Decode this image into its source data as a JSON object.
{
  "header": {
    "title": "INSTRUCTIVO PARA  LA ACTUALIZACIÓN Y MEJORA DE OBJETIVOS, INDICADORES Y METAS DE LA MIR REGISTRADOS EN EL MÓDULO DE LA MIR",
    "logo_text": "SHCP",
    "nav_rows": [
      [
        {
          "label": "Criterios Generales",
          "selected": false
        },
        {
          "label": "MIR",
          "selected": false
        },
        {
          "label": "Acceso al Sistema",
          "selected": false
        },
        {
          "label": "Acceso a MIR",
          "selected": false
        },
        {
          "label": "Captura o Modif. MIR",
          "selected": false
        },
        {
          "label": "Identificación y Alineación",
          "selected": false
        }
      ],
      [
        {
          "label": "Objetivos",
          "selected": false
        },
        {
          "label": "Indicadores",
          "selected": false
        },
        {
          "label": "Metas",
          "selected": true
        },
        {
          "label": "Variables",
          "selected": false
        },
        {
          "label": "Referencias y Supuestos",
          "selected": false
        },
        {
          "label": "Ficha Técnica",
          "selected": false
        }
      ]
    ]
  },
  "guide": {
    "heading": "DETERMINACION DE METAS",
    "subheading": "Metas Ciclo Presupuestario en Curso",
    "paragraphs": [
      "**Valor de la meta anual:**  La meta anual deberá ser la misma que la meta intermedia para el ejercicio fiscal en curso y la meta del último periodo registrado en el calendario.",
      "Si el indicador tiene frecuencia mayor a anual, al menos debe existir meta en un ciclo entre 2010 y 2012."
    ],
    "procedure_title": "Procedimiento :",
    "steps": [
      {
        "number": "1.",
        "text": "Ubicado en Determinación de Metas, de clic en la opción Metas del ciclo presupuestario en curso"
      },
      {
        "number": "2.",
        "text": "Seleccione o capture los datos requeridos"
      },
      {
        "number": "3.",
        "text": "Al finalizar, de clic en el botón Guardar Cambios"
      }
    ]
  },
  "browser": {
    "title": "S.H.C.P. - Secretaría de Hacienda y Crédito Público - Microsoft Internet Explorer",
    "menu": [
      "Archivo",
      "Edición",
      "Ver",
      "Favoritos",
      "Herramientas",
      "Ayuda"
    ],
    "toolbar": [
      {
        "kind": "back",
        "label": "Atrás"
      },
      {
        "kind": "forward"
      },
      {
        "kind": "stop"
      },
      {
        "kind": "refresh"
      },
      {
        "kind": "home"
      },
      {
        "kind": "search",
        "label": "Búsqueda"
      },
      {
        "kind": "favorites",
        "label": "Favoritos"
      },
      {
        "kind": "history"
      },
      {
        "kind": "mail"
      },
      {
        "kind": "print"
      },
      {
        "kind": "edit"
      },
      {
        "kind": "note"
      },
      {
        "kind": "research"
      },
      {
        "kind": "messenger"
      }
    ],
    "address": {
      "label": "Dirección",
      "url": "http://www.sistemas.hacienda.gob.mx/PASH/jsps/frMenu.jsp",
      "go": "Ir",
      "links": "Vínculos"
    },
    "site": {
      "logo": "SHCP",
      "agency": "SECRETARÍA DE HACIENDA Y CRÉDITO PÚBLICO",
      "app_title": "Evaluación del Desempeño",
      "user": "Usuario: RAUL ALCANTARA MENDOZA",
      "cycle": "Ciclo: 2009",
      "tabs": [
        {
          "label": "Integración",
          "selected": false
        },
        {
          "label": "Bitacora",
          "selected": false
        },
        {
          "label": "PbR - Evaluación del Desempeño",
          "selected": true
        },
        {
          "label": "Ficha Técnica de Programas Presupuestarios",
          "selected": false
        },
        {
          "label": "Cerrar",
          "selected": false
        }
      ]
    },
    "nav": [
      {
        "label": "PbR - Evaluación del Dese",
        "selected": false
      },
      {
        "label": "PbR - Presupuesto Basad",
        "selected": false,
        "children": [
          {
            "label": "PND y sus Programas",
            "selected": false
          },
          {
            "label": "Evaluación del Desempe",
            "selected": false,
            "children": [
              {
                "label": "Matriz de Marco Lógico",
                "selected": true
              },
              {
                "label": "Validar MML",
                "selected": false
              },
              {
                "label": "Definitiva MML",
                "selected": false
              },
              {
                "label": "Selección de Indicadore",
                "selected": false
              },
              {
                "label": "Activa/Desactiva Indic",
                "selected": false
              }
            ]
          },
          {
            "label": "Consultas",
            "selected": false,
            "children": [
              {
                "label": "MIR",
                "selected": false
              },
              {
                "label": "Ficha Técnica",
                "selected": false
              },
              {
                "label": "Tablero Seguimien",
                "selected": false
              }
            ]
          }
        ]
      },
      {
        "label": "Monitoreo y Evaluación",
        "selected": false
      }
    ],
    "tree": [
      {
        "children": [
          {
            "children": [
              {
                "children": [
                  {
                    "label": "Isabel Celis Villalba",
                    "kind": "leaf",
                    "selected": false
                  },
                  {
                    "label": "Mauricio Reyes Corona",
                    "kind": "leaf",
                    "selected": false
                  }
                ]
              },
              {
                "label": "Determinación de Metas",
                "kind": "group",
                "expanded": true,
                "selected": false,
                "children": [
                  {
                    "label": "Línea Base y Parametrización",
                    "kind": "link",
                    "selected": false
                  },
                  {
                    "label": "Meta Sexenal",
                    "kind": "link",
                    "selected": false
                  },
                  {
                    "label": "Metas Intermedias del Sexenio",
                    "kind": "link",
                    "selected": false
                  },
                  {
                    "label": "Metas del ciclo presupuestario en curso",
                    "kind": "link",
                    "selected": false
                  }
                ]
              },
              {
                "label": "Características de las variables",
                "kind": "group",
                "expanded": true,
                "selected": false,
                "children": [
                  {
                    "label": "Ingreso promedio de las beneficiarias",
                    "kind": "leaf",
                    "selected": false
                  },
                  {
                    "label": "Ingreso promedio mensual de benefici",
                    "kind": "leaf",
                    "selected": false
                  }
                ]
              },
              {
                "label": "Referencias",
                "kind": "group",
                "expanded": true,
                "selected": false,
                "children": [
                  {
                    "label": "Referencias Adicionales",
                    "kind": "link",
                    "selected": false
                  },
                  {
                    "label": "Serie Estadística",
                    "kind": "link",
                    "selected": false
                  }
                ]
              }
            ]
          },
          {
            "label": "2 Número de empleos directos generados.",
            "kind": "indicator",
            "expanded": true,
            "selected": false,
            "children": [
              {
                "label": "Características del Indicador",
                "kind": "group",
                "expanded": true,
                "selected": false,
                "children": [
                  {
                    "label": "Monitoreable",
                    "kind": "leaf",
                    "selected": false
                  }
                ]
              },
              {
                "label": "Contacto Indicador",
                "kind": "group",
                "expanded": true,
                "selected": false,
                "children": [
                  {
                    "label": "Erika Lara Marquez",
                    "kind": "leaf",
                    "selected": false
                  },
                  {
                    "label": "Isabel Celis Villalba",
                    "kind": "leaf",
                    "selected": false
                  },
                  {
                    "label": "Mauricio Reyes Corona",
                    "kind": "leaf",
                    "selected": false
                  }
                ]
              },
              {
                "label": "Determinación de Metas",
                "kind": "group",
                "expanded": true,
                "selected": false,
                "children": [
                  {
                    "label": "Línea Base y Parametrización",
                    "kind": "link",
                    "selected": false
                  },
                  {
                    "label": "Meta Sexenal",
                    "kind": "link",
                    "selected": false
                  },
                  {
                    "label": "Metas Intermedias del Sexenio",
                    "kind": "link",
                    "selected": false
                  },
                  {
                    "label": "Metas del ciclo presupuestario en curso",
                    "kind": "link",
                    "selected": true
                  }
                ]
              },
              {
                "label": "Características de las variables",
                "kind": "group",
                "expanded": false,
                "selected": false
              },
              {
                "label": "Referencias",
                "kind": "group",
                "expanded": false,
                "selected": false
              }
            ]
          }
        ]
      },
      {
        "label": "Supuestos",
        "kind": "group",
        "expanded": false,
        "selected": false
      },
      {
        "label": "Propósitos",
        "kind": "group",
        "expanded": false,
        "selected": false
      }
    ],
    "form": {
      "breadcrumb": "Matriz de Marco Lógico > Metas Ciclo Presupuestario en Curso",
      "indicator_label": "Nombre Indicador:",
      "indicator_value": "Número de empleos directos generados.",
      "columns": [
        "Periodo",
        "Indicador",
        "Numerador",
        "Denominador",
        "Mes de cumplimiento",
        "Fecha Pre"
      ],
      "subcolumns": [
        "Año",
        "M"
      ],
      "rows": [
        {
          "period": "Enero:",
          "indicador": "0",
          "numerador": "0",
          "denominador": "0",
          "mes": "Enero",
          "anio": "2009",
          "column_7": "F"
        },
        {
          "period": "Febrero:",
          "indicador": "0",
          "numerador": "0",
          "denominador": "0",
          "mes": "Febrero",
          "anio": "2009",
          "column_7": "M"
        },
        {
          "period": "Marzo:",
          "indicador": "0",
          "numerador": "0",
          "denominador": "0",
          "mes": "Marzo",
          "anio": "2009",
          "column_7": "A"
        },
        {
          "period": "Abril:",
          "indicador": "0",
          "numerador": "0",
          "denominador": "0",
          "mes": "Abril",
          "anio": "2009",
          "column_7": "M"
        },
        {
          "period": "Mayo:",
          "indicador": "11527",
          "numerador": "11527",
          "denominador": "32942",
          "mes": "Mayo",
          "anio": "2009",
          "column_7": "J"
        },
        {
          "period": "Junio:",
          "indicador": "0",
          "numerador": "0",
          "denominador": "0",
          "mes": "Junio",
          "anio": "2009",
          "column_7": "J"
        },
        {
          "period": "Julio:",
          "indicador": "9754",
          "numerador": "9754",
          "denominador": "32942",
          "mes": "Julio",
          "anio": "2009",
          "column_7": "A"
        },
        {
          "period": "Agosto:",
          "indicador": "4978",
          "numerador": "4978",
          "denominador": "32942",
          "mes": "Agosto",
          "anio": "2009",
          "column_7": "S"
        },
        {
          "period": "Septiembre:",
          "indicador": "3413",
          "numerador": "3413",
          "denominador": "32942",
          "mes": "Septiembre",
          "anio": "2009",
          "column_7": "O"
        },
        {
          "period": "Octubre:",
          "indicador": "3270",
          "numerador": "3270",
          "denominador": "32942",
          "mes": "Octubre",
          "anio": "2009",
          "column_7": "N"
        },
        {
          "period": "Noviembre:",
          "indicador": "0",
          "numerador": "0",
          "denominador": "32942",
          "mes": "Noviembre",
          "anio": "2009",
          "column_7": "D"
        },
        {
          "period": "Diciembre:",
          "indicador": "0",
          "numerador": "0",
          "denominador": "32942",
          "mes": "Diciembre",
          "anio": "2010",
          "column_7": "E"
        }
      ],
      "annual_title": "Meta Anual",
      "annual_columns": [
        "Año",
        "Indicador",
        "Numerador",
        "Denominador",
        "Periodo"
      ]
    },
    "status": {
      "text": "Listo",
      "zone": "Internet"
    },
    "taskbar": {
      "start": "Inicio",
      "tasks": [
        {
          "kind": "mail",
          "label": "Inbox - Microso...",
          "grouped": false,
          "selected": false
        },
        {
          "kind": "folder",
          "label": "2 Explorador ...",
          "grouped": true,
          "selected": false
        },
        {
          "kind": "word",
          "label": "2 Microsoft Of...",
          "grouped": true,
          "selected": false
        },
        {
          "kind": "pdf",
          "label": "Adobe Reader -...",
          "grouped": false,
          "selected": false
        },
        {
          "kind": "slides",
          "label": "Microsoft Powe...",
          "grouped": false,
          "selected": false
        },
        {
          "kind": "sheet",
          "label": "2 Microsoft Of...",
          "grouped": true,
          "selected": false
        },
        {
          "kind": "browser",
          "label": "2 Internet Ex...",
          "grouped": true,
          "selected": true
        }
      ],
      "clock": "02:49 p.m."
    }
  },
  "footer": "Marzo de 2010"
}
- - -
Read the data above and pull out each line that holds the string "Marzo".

▸ **Answer box**:
          "period": "Marzo:",
          "mes": "Marzo",
  "footer": "Marzo de 2010"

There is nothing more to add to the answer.